*What to do*
Please give back the listing exactly, without any of its pictures.
╭──
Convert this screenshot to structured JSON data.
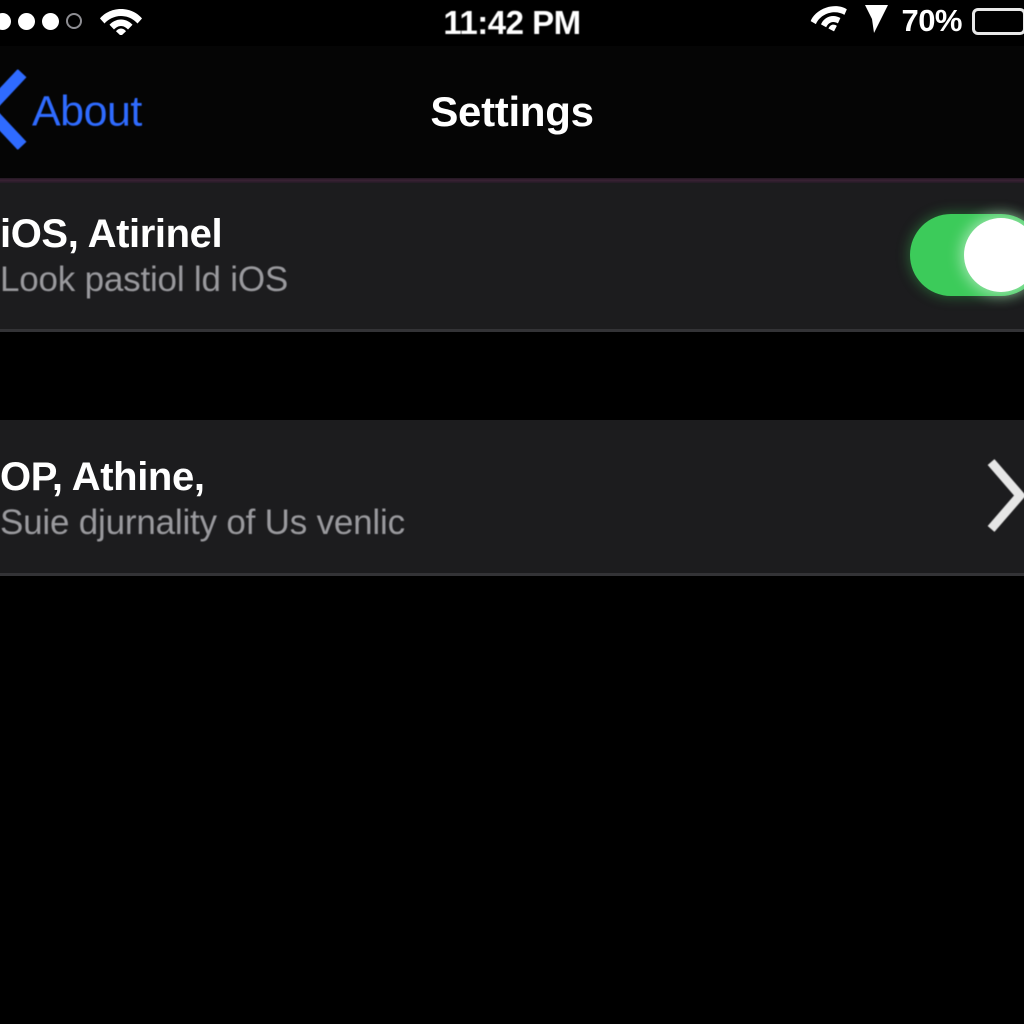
{
  "status_bar": {
    "signal_label": "signal-strength",
    "signal_dots_filled": 3,
    "signal_dots_total": 4,
    "wifi_icon": "wifi-icon",
    "time": "11:42 PM",
    "secondary_wifi_icon": "wifi-icon",
    "location_icon": "location-arrow-icon",
    "battery_percent": "70%",
    "battery_level": 70,
    "battery_color": "#4cd964"
  },
  "nav_bar": {
    "back_icon": "chevron-left-icon",
    "back_label": "About",
    "back_color": "#2f6bff",
    "title": "Settings"
  },
  "list": {
    "rows": [
      {
        "title": "iOS, Atirinel",
        "subtitle": "Look pastiol ld iOS",
        "accessory": "toggle",
        "toggle_on": true,
        "toggle_color": "#3ccb5a"
      },
      {
        "title": "OP, Athine,",
        "subtitle": "Suie djurnality of Us venlic",
        "accessory": "chevron",
        "chevron_icon": "chevron-right-icon"
      }
    ]
  },
  "colors": {
    "background": "#000000",
    "row_background": "#1c1c1e",
    "primary_text": "#ffffff",
    "secondary_text": "#9a9a9e",
    "accent_blue": "#2f6bff",
    "accent_green": "#3ccb5a"
  }
}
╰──
*Task result*
Convert this screenshot to structured JSON data.
{
  "status_bar": {
    "signal_label": "signal-strength",
    "signal_dots_filled": 3,
    "signal_dots_total": 4,
    "wifi_icon": "wifi-icon",
    "time": "11:42 PM",
    "secondary_wifi_icon": "wifi-icon",
    "location_icon": "location-arrow-icon",
    "battery_percent": "70%",
    "battery_level": 70,
    "battery_color": "#4cd964"
  },
  "nav_bar": {
    "back_icon": "chevron-left-icon",
    "back_label": "About",
    "back_color": "#2f6bff",
    "title": "Settings"
  },
  "list": {
    "rows": [
      {
        "title": "iOS, Atirinel",
        "subtitle": "Look pastiol ld iOS",
        "accessory": "toggle",
        "toggle_on": true,
        "toggle_color": "#3ccb5a"
      },
      {
        "title": "OP, Athine,",
        "subtitle": "Suie djurnality of Us venlic",
        "accessory": "chevron",
        "chevron_icon": "chevron-right-icon"
      }
    ]
  },
  "colors": {
    "background": "#000000",
    "row_background": "#1c1c1e",
    "primary_text": "#ffffff",
    "secondary_text": "#9a9a9e",
    "accent_blue": "#2f6bff",
    "accent_green": "#3ccb5a"
  }
}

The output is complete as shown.